By 1970, the Beach Boys were already primarily a nostalgia-based oldies group, hitting the road each summer to flog their old hits and memories of a more innocent, youthful time. Some three decades later, vocalist Mike Love, 63, keeps the engine rolling with the help of longtime singer/keyboardist Bruce Johnston and a band of hired hands filling in for his legal nemesis Al Jardine and the three Wilson brothers – two dead, one strange and estranged – who formed the core of the group in 1961.
If this hollow shell of the original group was vocally and rhythmically impaired, it wasn’t for lack of trying. Amidst a stage decorated with potted palms, the nine-member group burst out of the gates with a clunky, 20-minute-long, non-stop barrage of 11 hits, including “Surf City,” “Do You Wanna Dance” and “Catch a Wave,” which didn’t but did include the unprintable subliminal phrase included on the original recording.
It was clear from the start that Love and Johnston even moreso have lost most of the sweetness and roundness of their voices. But some of the hired hands, especially the one handling the falsetto parts on “Don’t Worry Baby,” ably filled in, and that number skipped along at a nice pace.
Love was an entertaining frontman, paying tribute to his Wilson cousins (and ignoring the lawsuits that have alienated him from Brian Wilson) and to the group’s musical forebears, including the Four Freshmen and ‘50s-era doo-wop groups.
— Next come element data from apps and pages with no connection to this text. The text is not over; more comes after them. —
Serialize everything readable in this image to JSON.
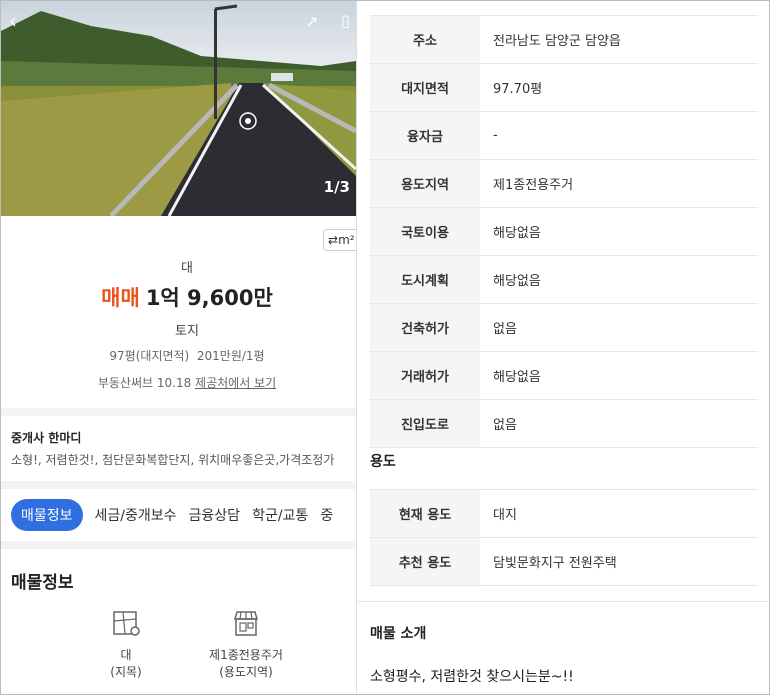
{
  "photo": {
    "counter": "1/3"
  },
  "unit_toggle": "m²",
  "summary": {
    "category": "대",
    "deal_type": "매매",
    "price": "1억 9,600만",
    "property_type": "토지",
    "meta": "97평(대지면적)  201만원/1평",
    "source_prefix": "부동산써브 10.18",
    "source_link": "제공처에서 보기"
  },
  "comment": {
    "title": "중개사 한마디",
    "text": "소형!, 저렴한것!, 첨단문화복합단지, 위치매우좋은곳,가격조정가"
  },
  "tabs": [
    "매물정보",
    "세금/중개보수",
    "금융상담",
    "학군/교통",
    "중"
  ],
  "section_title": "매물정보",
  "info_icons": [
    {
      "label1": "대",
      "label2": "(지목)"
    },
    {
      "label1": "제1종전용주거",
      "label2": "(용도지역)"
    }
  ],
  "info_rows": [
    {
      "k": "주소",
      "v": "전라남도 담양군 담양읍"
    },
    {
      "k": "대지면적",
      "v": "97.70평"
    },
    {
      "k": "융자금",
      "v": "-"
    },
    {
      "k": "용도지역",
      "v": "제1종전용주거"
    },
    {
      "k": "국토이용",
      "v": "해당없음"
    },
    {
      "k": "도시계획",
      "v": "해당없음"
    },
    {
      "k": "건축허가",
      "v": "없음"
    },
    {
      "k": "거래허가",
      "v": "해당없음"
    },
    {
      "k": "진입도로",
      "v": "없음"
    }
  ],
  "usage": {
    "title": "용도",
    "rows": [
      {
        "k": "현재 용도",
        "v": "대지"
      },
      {
        "k": "추천 용도",
        "v": "담빛문화지구 전원주택"
      }
    ]
  },
  "intro": {
    "title": "매물 소개",
    "text": "소형평수, 저렴한것 찾으시는분~!!"
  },
  "colors": {
    "accent": "#e8541c",
    "tab_active": "#2f6fe0"
  }
}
Johnston came in for some well-deserved ribbing for having written Barry Manilow’s mega-hit, “I Write the Songs,” and Love and Johnston had some fun mocking latter-day vocal groups like ‘N Sync.
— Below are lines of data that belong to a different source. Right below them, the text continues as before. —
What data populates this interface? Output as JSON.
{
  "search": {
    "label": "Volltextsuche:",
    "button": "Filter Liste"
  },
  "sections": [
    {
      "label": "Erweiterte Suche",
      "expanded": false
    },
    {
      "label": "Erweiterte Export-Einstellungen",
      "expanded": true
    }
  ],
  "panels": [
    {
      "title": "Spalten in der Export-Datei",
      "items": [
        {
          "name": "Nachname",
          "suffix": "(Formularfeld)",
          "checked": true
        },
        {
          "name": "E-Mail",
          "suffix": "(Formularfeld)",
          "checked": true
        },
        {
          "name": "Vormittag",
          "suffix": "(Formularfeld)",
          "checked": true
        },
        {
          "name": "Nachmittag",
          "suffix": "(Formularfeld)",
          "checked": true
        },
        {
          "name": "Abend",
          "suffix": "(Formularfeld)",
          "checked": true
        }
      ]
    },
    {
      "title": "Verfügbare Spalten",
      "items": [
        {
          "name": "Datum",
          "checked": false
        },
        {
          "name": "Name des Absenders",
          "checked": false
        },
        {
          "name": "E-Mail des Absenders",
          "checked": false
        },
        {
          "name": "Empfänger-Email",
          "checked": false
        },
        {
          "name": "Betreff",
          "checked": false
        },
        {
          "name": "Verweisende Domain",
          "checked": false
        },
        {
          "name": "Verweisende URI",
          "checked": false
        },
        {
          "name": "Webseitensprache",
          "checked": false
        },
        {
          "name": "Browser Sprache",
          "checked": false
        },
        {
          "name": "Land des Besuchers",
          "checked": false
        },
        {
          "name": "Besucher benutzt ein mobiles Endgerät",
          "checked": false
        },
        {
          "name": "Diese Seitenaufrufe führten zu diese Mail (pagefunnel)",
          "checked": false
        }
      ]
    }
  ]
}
There were a few moments when the band, which included vocalist/keyboardist John Cowsill from that other singing family, threatened to kick into second gear, such as on “I Get Around” and “Help Me Rhonda.” But typically as soon as things starting revving up, the band pulled back. Attempts to replicate the group’s more musically sophisticated, psychedelic pop, including “God Only Knows” and “Good Vibrations,” only highlighted the limitations of the touring band’s instrumentation – three guitars, three keyboards, bass and drums – at the expense of some of Brian Wilson’s visionary arrangements.
But little of this probably mattered to those who checked in for some “Fun, Fun, Fun” in the waning days of summer and these waning years of rock ‘n’ roll.
[This review originally appeared in the Berkshire Eagle on August 26, 2004. Copyright Seth Rogovoy 2004. All rights reserved.]